Those serious about seeing alligators during their visit will have to travel further to the southwest into the park toward Flamingo. But to observe the wide array of bird species and simply enjoy the quiet calm of the park, no further travel is necessary.
After finishing the Anhinga Trail, walk back towards the Royal Palm Visitor Center and enter the Gumbo Limbo Trail. While the Anhinga Trail is more open and explores the wetlands of the park, the Gumbo Limbo Trail winds through the more wooded sections of the area and offers a closer look at different animal species.
Plant and insect enthusiasts will enjoy the Gumbo Limbo Trail, which also takes visitors on a half-mile path. Butterflies float across the hammock, and the bark mantis can be found at the trunks of the royal palm trees.
For this forested area, insect repellent is absolutely necessary prior to embarking on the trail. Signs also caution against poisonous plants, although the well-maintained path makes it easy to observe the plant and animal life without worrying too much about coming into contact with a dangerous leaf.

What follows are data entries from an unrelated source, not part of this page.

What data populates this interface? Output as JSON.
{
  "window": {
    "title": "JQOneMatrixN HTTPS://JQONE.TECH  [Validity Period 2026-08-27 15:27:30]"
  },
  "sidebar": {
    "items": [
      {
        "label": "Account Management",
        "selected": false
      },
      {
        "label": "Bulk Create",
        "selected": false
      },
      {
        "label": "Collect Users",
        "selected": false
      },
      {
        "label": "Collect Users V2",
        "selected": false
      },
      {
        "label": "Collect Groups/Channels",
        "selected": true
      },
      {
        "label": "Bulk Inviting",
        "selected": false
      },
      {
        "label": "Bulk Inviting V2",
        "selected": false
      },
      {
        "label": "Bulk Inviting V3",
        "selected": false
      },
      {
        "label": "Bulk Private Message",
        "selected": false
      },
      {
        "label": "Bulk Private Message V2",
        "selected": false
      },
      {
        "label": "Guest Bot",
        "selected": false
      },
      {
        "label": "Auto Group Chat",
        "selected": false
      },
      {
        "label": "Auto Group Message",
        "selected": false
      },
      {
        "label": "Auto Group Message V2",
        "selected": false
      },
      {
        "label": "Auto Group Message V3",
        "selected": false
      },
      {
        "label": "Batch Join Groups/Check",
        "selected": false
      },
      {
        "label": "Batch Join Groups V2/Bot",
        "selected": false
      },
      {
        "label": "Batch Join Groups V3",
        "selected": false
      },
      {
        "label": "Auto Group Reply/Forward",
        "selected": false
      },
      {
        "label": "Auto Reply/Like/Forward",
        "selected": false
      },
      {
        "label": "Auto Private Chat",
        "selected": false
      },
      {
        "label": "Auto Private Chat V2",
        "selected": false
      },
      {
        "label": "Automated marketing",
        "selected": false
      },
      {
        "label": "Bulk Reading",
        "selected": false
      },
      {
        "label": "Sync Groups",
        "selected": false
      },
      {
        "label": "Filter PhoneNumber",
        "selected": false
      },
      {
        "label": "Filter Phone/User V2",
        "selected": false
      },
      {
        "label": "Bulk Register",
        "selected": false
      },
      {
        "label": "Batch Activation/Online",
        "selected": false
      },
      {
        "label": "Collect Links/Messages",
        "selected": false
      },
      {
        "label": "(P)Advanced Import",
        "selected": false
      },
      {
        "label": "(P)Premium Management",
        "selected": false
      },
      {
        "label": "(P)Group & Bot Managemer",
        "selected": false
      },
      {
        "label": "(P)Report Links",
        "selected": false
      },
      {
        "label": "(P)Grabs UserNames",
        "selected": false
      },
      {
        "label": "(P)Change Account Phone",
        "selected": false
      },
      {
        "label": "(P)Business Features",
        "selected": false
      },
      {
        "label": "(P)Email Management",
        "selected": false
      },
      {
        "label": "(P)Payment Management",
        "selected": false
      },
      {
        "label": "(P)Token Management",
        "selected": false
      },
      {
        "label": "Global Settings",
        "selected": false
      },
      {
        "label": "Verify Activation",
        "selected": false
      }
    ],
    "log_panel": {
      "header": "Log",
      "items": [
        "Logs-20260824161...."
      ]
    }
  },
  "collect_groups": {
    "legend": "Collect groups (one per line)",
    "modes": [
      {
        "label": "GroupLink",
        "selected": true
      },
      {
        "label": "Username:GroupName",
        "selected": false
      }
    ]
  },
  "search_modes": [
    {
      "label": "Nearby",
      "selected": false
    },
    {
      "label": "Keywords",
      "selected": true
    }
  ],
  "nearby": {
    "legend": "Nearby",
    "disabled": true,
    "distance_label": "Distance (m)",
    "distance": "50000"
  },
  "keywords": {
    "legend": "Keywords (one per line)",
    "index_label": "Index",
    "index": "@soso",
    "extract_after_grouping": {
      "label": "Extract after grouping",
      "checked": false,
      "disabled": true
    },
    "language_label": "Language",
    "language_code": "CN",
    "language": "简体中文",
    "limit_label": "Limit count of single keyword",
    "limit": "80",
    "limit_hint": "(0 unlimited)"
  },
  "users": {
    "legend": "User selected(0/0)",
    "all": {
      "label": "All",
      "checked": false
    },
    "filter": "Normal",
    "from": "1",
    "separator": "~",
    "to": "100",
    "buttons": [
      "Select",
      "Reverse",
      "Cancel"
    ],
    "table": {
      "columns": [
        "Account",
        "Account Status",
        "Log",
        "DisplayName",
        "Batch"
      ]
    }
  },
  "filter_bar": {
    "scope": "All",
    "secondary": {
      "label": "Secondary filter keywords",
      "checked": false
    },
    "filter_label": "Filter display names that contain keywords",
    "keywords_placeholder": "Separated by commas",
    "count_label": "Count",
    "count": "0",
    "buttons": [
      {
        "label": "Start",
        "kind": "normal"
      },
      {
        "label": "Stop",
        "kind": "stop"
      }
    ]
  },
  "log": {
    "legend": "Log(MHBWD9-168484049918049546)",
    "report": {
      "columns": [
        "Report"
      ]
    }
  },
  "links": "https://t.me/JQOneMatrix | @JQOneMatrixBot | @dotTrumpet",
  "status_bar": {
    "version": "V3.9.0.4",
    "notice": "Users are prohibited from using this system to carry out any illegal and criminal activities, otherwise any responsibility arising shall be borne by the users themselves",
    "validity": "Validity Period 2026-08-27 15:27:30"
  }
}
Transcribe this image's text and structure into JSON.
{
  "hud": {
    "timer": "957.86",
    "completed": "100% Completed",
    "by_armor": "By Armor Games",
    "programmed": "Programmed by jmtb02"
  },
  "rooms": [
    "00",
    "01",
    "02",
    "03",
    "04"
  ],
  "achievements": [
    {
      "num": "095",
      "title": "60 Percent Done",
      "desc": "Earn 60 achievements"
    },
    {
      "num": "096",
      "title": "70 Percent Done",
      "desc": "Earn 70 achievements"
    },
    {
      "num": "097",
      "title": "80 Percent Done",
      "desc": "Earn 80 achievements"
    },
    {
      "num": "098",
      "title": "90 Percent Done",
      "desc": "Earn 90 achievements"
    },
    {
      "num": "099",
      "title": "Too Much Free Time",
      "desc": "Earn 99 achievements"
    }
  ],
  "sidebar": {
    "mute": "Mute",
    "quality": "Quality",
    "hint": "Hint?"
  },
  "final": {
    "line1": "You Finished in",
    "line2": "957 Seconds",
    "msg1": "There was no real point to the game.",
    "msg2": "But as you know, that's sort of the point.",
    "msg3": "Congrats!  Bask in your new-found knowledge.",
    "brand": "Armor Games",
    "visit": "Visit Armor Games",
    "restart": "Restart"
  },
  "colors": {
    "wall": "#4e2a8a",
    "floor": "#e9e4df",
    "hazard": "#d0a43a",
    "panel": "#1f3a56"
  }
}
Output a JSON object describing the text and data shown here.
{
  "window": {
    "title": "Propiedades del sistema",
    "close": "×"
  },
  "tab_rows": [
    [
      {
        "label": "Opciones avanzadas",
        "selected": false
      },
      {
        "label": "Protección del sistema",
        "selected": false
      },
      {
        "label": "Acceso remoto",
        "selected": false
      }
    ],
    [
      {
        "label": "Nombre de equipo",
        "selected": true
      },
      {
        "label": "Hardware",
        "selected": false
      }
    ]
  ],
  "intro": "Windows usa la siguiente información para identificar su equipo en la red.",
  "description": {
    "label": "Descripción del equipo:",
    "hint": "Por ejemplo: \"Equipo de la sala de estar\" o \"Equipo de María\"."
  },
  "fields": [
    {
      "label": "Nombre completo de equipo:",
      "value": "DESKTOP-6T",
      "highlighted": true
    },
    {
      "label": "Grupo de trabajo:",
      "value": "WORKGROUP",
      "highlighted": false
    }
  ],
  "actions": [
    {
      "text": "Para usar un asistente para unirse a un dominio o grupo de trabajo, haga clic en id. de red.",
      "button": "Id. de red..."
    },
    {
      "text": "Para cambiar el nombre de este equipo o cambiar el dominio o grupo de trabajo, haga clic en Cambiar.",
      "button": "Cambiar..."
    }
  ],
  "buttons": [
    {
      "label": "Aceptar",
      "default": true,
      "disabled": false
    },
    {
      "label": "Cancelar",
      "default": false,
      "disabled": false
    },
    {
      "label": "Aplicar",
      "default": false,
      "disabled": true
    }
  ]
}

While creatures such as alligators or turtles are more prone to swimming in the sloughs that mark the Anhinga Trail, the Gumbo Limbo Trail includes solution holes formed by dissolved limestone. Occasionally, during the dry season, animals go to these areas to drink water, and there are signs throughout the trail reminding visitors to keep their distance from the local alligators.
The Gumbo Limbo Trail has much less human traffic than the Anhinga Trail, and walking through the shaded hammock you are likely to forget that the city of Miami is only 30 miles away.
After exploring both trails, visitors may be inclined to rest at a picnic table outside the Royal Palm Visitor Center, or peruse the books and other items at the small shop within the central area. On your way out, the Ernest Coe Visitor Center includes an open exhibit that highlights information on the wildlife species found throughout Everglades National Park.
A night on the town in Miami can be a costly affair and a weekend road trip to Disney World will set you back much more. The unique animal species and peace of mind you will discover during a day on the self-guided walking tours of the Everglades are among many reasons to take advantage of the natural beauty located right in our South Florida backyard.
If You Go
Total cost = $10 to enter park in a car
Total time = two to four hours
Visitor information 305-242-7700
How to get there
Travelers coming from the Miami area can take Florida’s Turnpike south and easily follow signs to the main entrance of the park. Driving is easiest on weekends, especially before noon. However, a word of caution: check the NASCAR schedule before making travel plans. The Homestead-Miami Speedway tends to crowd the roads, and if impatient race fans are not your cup of tea, you could be in for a long morning.
What to bring
Weather in South Florida during the late fall and early winter can vary from sunny and hot to breezy and cool. Even on a hot day, extra sweatshirts are packing essentials, since the temperature can be lower in the shady, wooded areas of the Gumbo Limbo Trail. No matter the temperature, avoid sandals, and stick to close-toed sneakers or hiking shoes for the best walking experience. Be sure to also include insect repellent, sunscreen, and a camera to capture any encounters with the park’s abundant wildlife.
Hitting the trails
After arriving at the Ernest Coe Visitor Center and picking up a map from the information desk, follow the road for four more miles to the Royal Palm Visitor Center. From here you can begin your self-guided walking tour.
Comments are Closed